### Given entries
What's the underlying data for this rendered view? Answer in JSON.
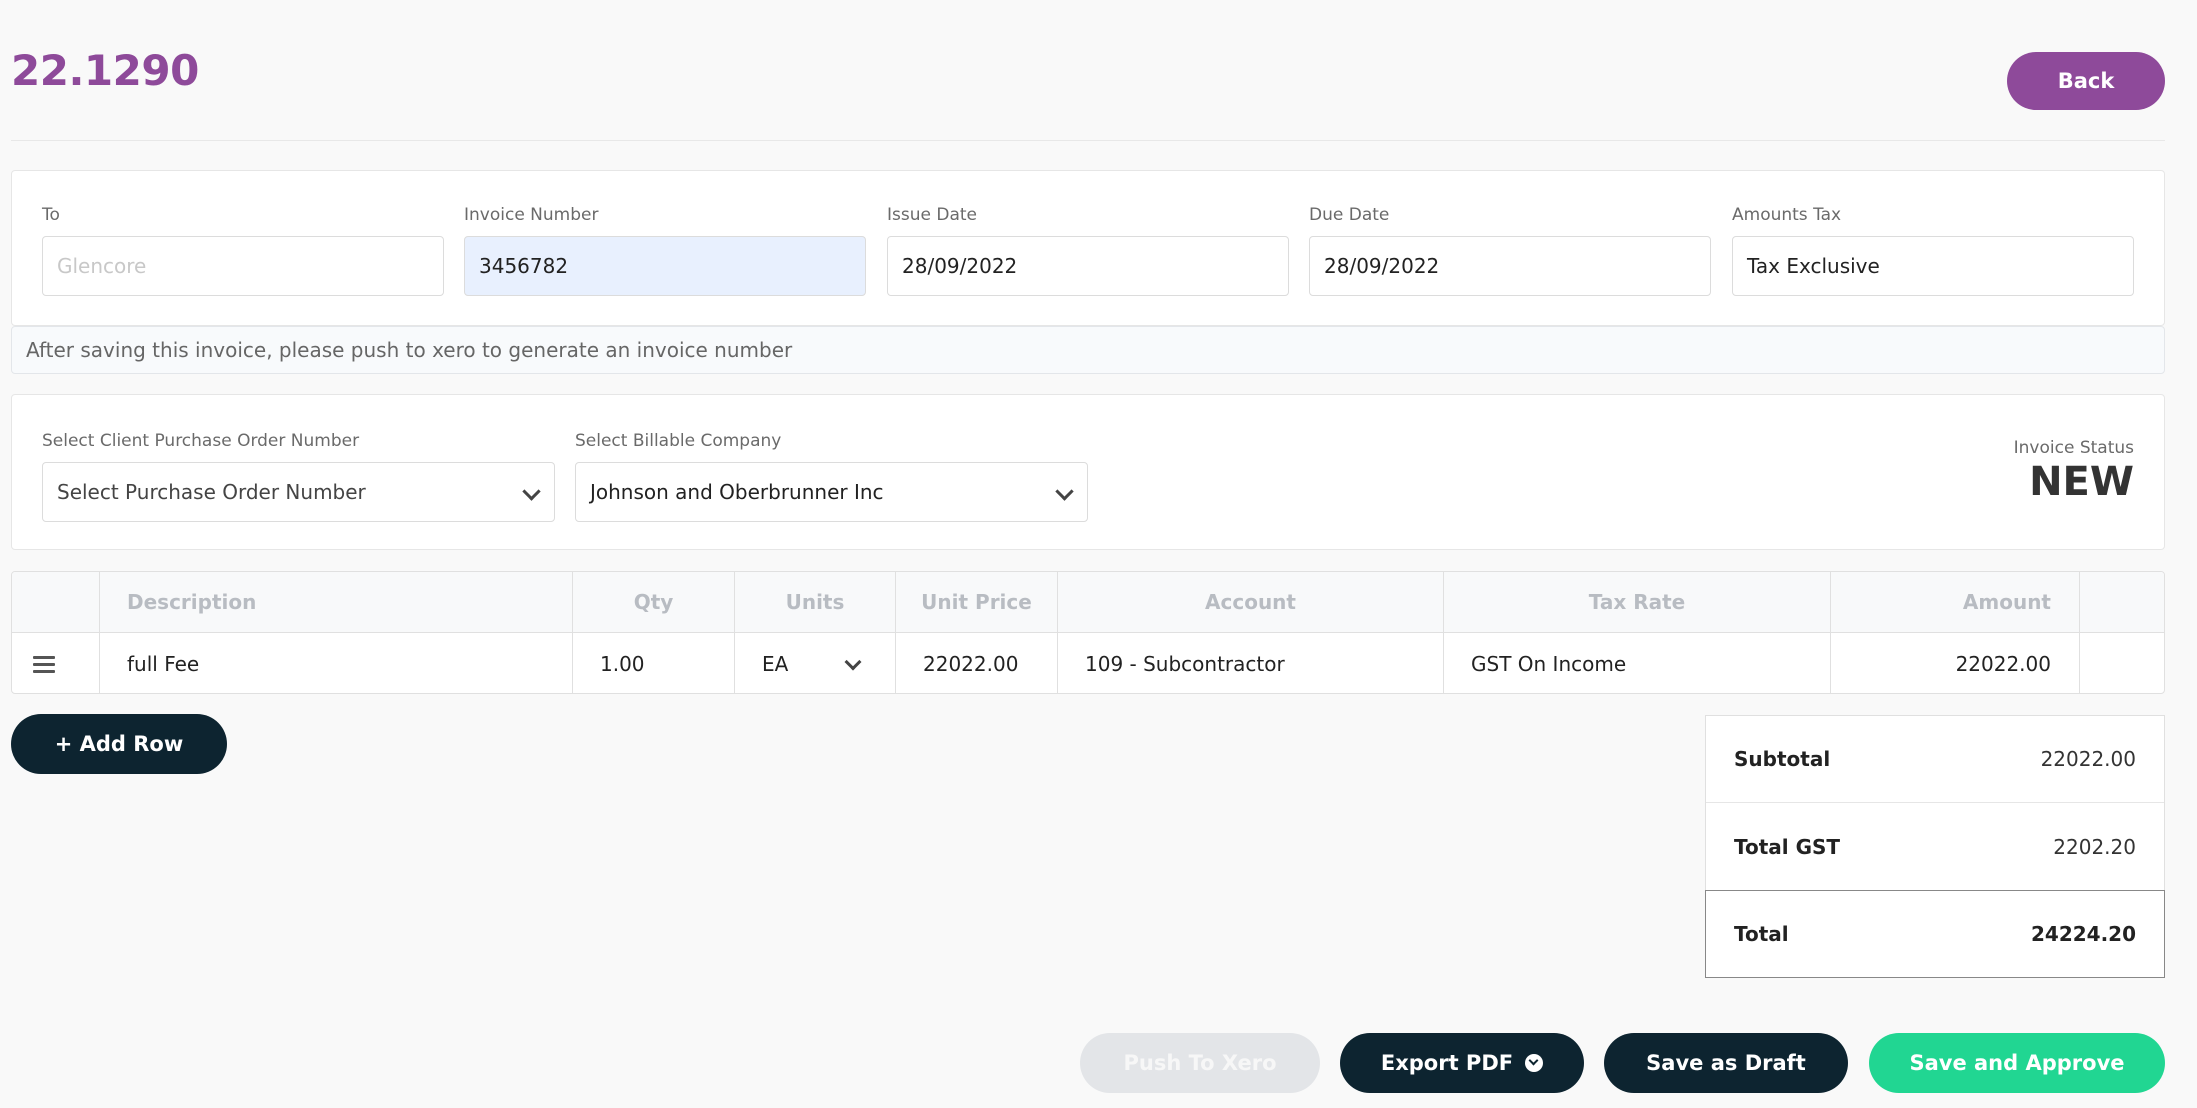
{
  "header": {
    "title": "22.1290",
    "back_label": "Back"
  },
  "invoice_fields": {
    "to": {
      "label": "To",
      "placeholder": "Glencore"
    },
    "invoice_number": {
      "label": "Invoice Number",
      "value": "3456782"
    },
    "issue_date": {
      "label": "Issue Date",
      "value": "28/09/2022"
    },
    "due_date": {
      "label": "Due Date",
      "value": "28/09/2022"
    },
    "amounts_tax": {
      "label": "Amounts Tax",
      "value": "Tax Exclusive"
    }
  },
  "notice": "After saving this invoice, please push to xero to generate an invoice number",
  "selectors": {
    "purchase_order": {
      "label": "Select Client Purchase Order Number",
      "value": "Select Purchase Order Number"
    },
    "billable_company": {
      "label": "Select Billable Company",
      "value": "Johnson and Oberbrunner Inc"
    }
  },
  "status": {
    "label": "Invoice Status",
    "value": "NEW"
  },
  "table": {
    "columns": {
      "description": "Description",
      "qty": "Qty",
      "units": "Units",
      "unit_price": "Unit Price",
      "account": "Account",
      "tax_rate": "Tax Rate",
      "amount": "Amount"
    },
    "rows": [
      {
        "description": "full Fee",
        "qty": "1.00",
        "units": "EA",
        "unit_price": "22022.00",
        "account": "109 - Subcontractor",
        "tax_rate": "GST On Income",
        "amount": "22022.00"
      }
    ]
  },
  "add_row_label": "+ Add Row",
  "totals": {
    "subtotal": {
      "label": "Subtotal",
      "value": "22022.00"
    },
    "gst": {
      "label": "Total GST",
      "value": "2202.20"
    },
    "total": {
      "label": "Total",
      "value": "24224.20"
    }
  },
  "actions": {
    "push_xero": "Push To Xero",
    "export_pdf": "Export PDF",
    "save_draft": "Save as Draft",
    "save_approve": "Save and Approve"
  },
  "colors": {
    "accent_purple": "#8e4a9a",
    "dark_button": "#0d2430",
    "green_button": "#21d692",
    "highlight_field": "#e8f0fe"
  }
}
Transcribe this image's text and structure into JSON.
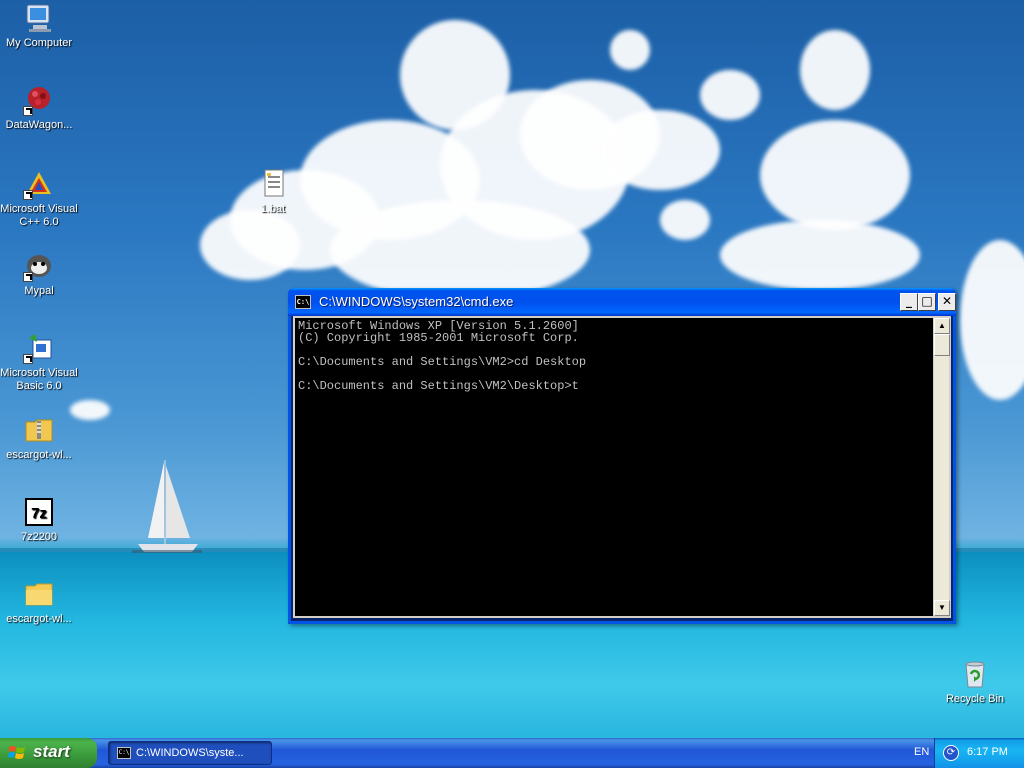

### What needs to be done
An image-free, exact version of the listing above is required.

### Exercise answer
What's the underlying data for this rendered view? Answer in JSON.
{
  "header": {
    "title": "22.1290",
    "back_label": "Back"
  },
  "invoice_fields": {
    "to": {
      "label": "To",
      "placeholder": "Glencore"
    },
    "invoice_number": {
      "label": "Invoice Number",
      "value": "3456782"
    },
    "issue_date": {
      "label": "Issue Date",
      "value": "28/09/2022"
    },
    "due_date": {
      "label": "Due Date",
      "value": "28/09/2022"
    },
    "amounts_tax": {
      "label": "Amounts Tax",
      "value": "Tax Exclusive"
    }
  },
  "notice": "After saving this invoice, please push to xero to generate an invoice number",
  "selectors": {
    "purchase_order": {
      "label": "Select Client Purchase Order Number",
      "value": "Select Purchase Order Number"
    },
    "billable_company": {
      "label": "Select Billable Company",
      "value": "Johnson and Oberbrunner Inc"
    }
  },
  "status": {
    "label": "Invoice Status",
    "value": "NEW"
  },
  "table": {
    "columns": {
      "description": "Description",
      "qty": "Qty",
      "units": "Units",
      "unit_price": "Unit Price",
      "account": "Account",
      "tax_rate": "Tax Rate",
      "amount": "Amount"
    },
    "rows": [
      {
        "description": "full Fee",
        "qty": "1.00",
        "units": "EA",
        "unit_price": "22022.00",
        "account": "109 - Subcontractor",
        "tax_rate": "GST On Income",
        "amount": "22022.00"
      }
    ]
  },
  "add_row_label": "+ Add Row",
  "totals": {
    "subtotal": {
      "label": "Subtotal",
      "value": "22022.00"
    },
    "gst": {
      "label": "Total GST",
      "value": "2202.20"
    },
    "total": {
      "label": "Total",
      "value": "24224.20"
    }
  },
  "actions": {
    "push_xero": "Push To Xero",
    "export_pdf": "Export PDF",
    "save_draft": "Save as Draft",
    "save_approve": "Save and Approve"
  },
  "colors": {
    "accent_purple": "#8e4a9a",
    "dark_button": "#0d2430",
    "green_button": "#21d692",
    "highlight_field": "#e8f0fe"
  }
}
Transcribe this image's text and structure into JSON.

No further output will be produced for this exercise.